_TO DO_: Pull every line holding the word "email" out of the data and copy it.

Data about app and page elements:
╭──
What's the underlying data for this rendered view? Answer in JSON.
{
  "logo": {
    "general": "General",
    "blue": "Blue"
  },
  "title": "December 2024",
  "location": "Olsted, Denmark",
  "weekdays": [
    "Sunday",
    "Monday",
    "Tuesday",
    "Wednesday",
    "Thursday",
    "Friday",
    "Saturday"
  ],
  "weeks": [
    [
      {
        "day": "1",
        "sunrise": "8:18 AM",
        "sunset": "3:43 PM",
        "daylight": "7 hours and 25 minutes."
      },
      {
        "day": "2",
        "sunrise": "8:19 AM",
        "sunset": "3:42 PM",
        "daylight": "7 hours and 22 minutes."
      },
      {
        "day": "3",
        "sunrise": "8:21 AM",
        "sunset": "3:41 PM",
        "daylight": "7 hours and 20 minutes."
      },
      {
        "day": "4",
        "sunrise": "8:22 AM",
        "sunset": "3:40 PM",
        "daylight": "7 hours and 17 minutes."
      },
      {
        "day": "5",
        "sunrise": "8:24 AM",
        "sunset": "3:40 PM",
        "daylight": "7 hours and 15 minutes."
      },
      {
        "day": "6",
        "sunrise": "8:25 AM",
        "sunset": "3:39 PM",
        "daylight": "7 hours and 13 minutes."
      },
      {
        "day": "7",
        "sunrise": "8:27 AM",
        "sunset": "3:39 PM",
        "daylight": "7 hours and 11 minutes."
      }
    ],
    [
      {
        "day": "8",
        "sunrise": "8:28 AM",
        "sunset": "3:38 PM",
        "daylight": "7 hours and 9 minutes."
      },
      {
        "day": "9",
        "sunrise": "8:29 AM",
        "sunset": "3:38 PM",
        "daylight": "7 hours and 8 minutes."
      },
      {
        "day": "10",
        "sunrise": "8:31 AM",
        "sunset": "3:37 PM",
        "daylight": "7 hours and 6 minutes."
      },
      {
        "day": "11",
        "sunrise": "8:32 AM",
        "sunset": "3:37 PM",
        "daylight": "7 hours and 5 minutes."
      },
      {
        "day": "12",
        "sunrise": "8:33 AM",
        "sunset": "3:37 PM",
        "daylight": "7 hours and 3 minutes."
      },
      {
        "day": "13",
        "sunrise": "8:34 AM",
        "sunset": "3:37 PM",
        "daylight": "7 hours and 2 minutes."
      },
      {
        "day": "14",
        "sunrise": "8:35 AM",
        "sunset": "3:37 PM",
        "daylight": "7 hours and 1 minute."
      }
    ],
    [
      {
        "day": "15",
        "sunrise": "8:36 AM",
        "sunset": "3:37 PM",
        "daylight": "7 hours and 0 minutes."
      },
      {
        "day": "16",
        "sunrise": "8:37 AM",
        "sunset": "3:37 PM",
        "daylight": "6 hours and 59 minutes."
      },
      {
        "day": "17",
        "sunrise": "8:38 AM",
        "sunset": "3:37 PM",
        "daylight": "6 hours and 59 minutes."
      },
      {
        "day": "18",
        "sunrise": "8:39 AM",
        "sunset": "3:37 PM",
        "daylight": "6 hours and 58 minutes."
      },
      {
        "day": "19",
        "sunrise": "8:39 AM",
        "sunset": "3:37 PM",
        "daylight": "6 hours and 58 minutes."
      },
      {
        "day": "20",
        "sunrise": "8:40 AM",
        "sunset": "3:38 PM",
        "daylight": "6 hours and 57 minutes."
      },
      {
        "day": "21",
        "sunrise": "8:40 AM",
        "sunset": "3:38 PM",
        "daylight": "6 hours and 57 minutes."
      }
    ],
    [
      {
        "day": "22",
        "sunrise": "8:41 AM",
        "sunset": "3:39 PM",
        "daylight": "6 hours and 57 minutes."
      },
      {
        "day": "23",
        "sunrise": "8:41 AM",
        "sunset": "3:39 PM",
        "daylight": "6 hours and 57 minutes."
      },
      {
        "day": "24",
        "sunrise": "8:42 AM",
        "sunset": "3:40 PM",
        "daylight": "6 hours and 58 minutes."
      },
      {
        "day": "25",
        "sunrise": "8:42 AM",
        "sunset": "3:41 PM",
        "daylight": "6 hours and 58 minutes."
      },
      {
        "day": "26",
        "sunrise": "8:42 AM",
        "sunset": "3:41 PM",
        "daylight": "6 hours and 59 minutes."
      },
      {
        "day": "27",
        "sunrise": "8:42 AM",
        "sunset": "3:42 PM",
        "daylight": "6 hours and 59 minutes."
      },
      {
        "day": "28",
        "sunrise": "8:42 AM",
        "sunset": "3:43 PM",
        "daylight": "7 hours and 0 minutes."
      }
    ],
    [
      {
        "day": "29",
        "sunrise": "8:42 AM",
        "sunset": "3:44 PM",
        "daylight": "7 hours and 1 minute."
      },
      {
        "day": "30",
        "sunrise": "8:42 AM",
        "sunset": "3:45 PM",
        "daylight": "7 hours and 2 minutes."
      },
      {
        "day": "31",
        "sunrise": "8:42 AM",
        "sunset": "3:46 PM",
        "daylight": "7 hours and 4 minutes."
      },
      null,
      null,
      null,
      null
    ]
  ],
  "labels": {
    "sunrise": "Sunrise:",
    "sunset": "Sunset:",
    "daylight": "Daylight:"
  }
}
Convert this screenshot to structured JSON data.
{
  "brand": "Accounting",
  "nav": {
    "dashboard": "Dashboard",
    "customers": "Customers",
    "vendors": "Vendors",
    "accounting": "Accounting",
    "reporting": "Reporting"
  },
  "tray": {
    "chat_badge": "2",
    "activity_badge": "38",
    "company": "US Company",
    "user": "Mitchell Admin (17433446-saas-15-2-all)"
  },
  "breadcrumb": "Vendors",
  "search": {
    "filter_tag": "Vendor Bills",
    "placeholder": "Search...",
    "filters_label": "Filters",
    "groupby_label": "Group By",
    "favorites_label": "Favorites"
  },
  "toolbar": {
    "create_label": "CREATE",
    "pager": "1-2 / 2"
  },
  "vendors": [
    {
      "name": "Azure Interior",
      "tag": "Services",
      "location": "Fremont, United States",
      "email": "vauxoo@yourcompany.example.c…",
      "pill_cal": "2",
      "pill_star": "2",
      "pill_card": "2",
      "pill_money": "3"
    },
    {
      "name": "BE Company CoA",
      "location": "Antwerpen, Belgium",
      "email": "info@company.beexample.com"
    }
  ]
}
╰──
_EXERCISE RESPONSE_:
      "email": "vauxoo@yourcompany.example.c…",
      "email": "info@company.beexample.com"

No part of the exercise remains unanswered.